I have to admit I was wary when making this pie from Bobby Flay’s new book “Throwdown!”, which features recipes from his cooking challenge show on Food Network. For one, whenever he is challenged on his baking skills, he is nervous because he knows baking is not his forte.
Second, even he acknowledges taking the easy way out by making a graham cracker crust rather than making a pastry crust. Third, he admits the “Throwdown” show audience booed him for using pumpkin puree from a can. Well, he won the challenge.
So when my co-worker and I agreed to bring pumpkin pie leftover from our Thanksgiving celebrations, and be judged by our peers in an informal “Throwdown” of our own, I was feeling pretty unbeatable. After all, I’m the more domestic of the two of us – married with a kid and I bake all the time, while my competitor is a bachelor and admits not to baking.
Still, when I ate a mouthful of his pie, I was gobsmacked. It was delicious! Where Flay veers from the traditional course with his recipe, my competitor, J, made a classic pumpkin pie. I made one pie with the graham cracker crust for my family, but the second one was in a Tenderflake crust.
My co-worker J also used a Tenderflake crust, but his recipe was his mom’s very own pumpkin pie recipe, which he says includes lots of corn syrup and brown sugar (he held the recipe close to his chest). Well, the results are in, and I have to say it was a close race, with bonus points for my pie for spice and presentation and bonus points to J for his texture but in the end I won overall. I’m pulling rank and calling it even.
If you want to try Bobby Flay’s recipe, you can find it here.
I didn’t have bourbon, so I used vanilla extract for the whipped cream. This recipe makes enough filling for two pies, but the ingredients for the crust are enough only for one pie, so you might want to consider doubling the crust ingredients, or simply using a ready-made crust for the second pie like I did.
Would I make this again? Yes, but I think it’s the maple whipped cream, cinnamon crunch, and graham cracker crust that makes this recipe so good, rather than the actual pumpkin pie filling. I prefer a more dense filling and this one was more-pudding like. The recipe called for a rather liberal use of spices and my feeling is that these overpowered the pumpkin puree rather than complement it.
But perhaps I was lukewarm about the filling because I didn’t keep it chilled before serving it to my co-workers. (Full disclaimer: the pie they tried did not have the graham cracker crust nor the whipped cream due to the logistics of travel. But they appreciated the cinnamon crunch, that they did.)
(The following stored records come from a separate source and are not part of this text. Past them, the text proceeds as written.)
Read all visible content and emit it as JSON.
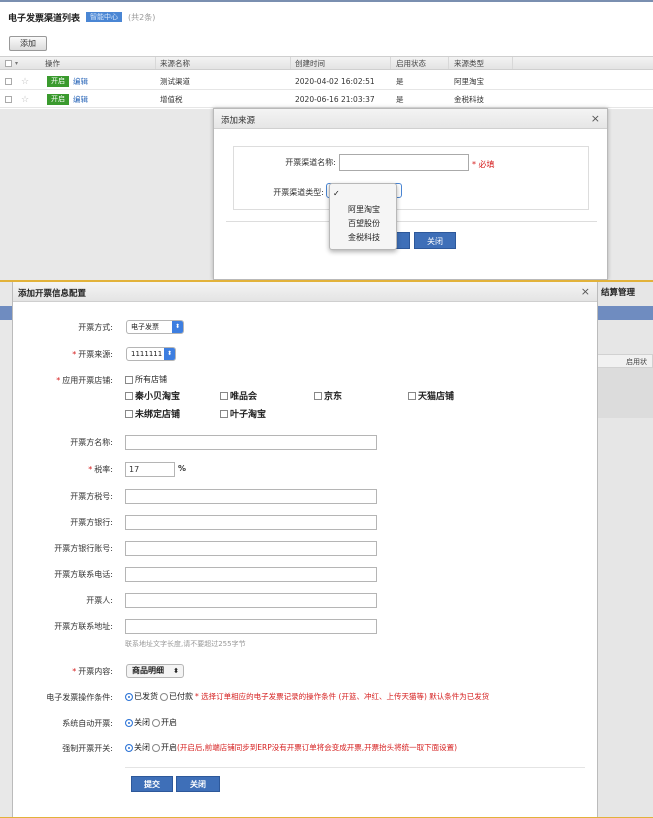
{
  "top_page": {
    "title": "电子发票渠道列表",
    "title_badge": "智能中心",
    "count": "(共2条)",
    "add_button": "添加",
    "columns": [
      "操作",
      "来源名称",
      "创建时间",
      "启用状态",
      "来源类型"
    ],
    "rows": [
      {
        "open": "开启",
        "edit": "编辑",
        "name": "测试渠道",
        "created": "2020-04-02 16:02:51",
        "enabled": "是",
        "type": "阿里淘宝"
      },
      {
        "open": "开启",
        "edit": "编辑",
        "name": "增值税",
        "created": "2020-06-16 21:03:37",
        "enabled": "是",
        "type": "金税科技"
      }
    ]
  },
  "source_dialog": {
    "title": "添加来源",
    "close_icon": "close-icon",
    "name_label": "开票渠道名称:",
    "name_value": "",
    "required_text": "* 必填",
    "type_label": "开票渠道类型:",
    "type_options": [
      "阿里淘宝",
      "百望股份",
      "金税科技"
    ],
    "close_button": "关闭"
  },
  "config_dialog": {
    "title": "添加开票信息配置",
    "close_icon": "close-icon",
    "method_label": "开票方式:",
    "method_value": "电子发票",
    "source_label": "开票来源:",
    "source_value": "1111111",
    "shops_label": "应用开票店铺:",
    "all_shops": "所有店铺",
    "shops_row1": [
      "秦小贝淘宝",
      "唯品会",
      "京东",
      "天猫店铺"
    ],
    "shops_row2": [
      "未绑定店铺",
      "叶子淘宝"
    ],
    "name_label": "开票方名称:",
    "rate_label": "税率:",
    "rate_value": "17",
    "rate_unit": "%",
    "taxno_label": "开票方税号:",
    "bank_label": "开票方银行:",
    "account_label": "开票方银行账号:",
    "phone_label": "开票方联系电话:",
    "drawer_label": "开票人:",
    "address_label": "开票方联系地址:",
    "address_hint": "联系地址文字长度,请不要超过255字节",
    "content_label": "开票内容:",
    "content_value": "商品明细",
    "condition_label": "电子发票操作条件:",
    "condition_paid": "已发货",
    "condition_paid2": "已付款",
    "condition_note": "* 选择订单相应的电子发票记录的操作条件 (开篮、冲红、上传天猫等) 默认条件为已发货",
    "auto_label": "系统自动开票:",
    "auto_off": "关闭",
    "auto_on": "开启",
    "force_label": "强制开票开关:",
    "force_off": "关闭",
    "force_on": "开启",
    "force_note": "(开启后,前端店铺同步到ERP没有开票订单将会变成开票,开票抬头将统一取下面设置)",
    "submit_button": "提交",
    "close_button": "关闭"
  },
  "background": {
    "right_title": "结算管理",
    "right_header": "启用状",
    "left_fragment": "开"
  },
  "colors": {
    "primary_button": "#3e6fb8",
    "open_button": "#3a9a2e",
    "required": "#d62020",
    "accent_border": "#e2b23a"
  }
}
Grade: Four stars out of five. A lot of trouble for an admittedly delicious pie.